[Excerpts from an interface dataset]
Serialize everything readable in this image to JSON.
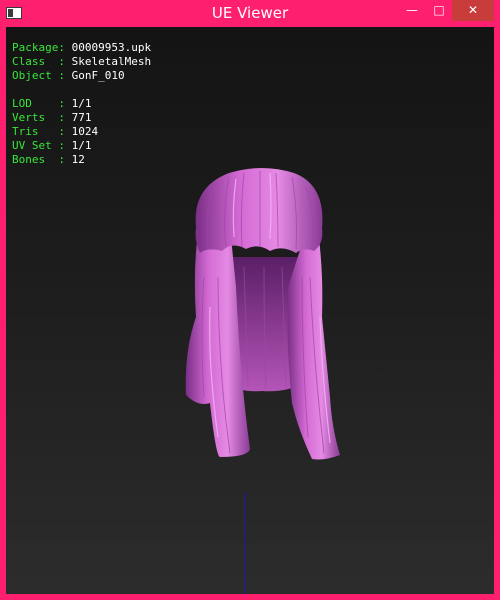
{
  "window": {
    "title": "UE Viewer",
    "buttons": {
      "minimize": "—",
      "maximize": "□",
      "close": "✕"
    },
    "frame_color": "#ff1f6f"
  },
  "mesh_info": {
    "package_label": "Package:",
    "package": "00009953.upk",
    "class_label": "Class  :",
    "class": "SkeletalMesh",
    "object_label": "Object :",
    "object": "GonF_010",
    "lod_label": "LOD    :",
    "lod": "1/1",
    "verts_label": "Verts  :",
    "verts": "771",
    "tris_label": "Tris   :",
    "tris": "1024",
    "uvset_label": "UV Set :",
    "uvset": "1/1",
    "bones_label": "Bones  :",
    "bones": "12"
  },
  "colors": {
    "label_green": "#39e639",
    "hair_pink": "#d46ad4",
    "axis_blue": "#1a1ab0"
  },
  "icons": [
    "app-icon",
    "minimize-icon",
    "maximize-icon",
    "close-icon"
  ]
}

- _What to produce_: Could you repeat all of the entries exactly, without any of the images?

- _Response box_:
Serialize everything readable in this image to JSON.
{
  "window": {
    "title": "UE Viewer",
    "buttons": {
      "minimize": "—",
      "maximize": "□",
      "close": "✕"
    },
    "frame_color": "#ff1f6f"
  },
  "mesh_info": {
    "package_label": "Package:",
    "package": "00009953.upk",
    "class_label": "Class  :",
    "class": "SkeletalMesh",
    "object_label": "Object :",
    "object": "GonF_010",
    "lod_label": "LOD    :",
    "lod": "1/1",
    "verts_label": "Verts  :",
    "verts": "771",
    "tris_label": "Tris   :",
    "tris": "1024",
    "uvset_label": "UV Set :",
    "uvset": "1/1",
    "bones_label": "Bones  :",
    "bones": "12"
  },
  "colors": {
    "label_green": "#39e639",
    "hair_pink": "#d46ad4",
    "axis_blue": "#1a1ab0"
  },
  "icons": [
    "app-icon",
    "minimize-icon",
    "maximize-icon",
    "close-icon"
  ]
}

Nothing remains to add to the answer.